### WHAT YOU SHOULD DO
Repeat every entry exactly as given.

Entries from a dataset of interfaces:
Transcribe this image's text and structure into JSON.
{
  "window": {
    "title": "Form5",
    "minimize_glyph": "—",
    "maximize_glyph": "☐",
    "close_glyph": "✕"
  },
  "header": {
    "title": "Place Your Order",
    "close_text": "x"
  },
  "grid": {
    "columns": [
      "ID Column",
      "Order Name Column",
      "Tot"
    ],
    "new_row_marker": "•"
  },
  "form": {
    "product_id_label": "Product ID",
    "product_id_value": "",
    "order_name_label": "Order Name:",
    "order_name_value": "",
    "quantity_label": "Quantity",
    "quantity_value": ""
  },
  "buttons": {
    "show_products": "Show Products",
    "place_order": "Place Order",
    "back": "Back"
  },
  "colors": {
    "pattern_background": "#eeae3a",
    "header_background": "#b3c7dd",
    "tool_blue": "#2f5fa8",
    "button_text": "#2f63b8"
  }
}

### SOLUTION FOR THIS PROBLEM
Transcribe this image's text and structure into JSON.
{
  "window": {
    "title": "Form5",
    "minimize_glyph": "—",
    "maximize_glyph": "☐",
    "close_glyph": "✕"
  },
  "header": {
    "title": "Place Your Order",
    "close_text": "x"
  },
  "grid": {
    "columns": [
      "ID Column",
      "Order Name Column",
      "Tot"
    ],
    "new_row_marker": "•"
  },
  "form": {
    "product_id_label": "Product ID",
    "product_id_value": "",
    "order_name_label": "Order Name:",
    "order_name_value": "",
    "quantity_label": "Quantity",
    "quantity_value": ""
  },
  "buttons": {
    "show_products": "Show Products",
    "place_order": "Place Order",
    "back": "Back"
  },
  "colors": {
    "pattern_background": "#eeae3a",
    "header_background": "#b3c7dd",
    "tool_blue": "#2f5fa8",
    "button_text": "#2f63b8"
  }
}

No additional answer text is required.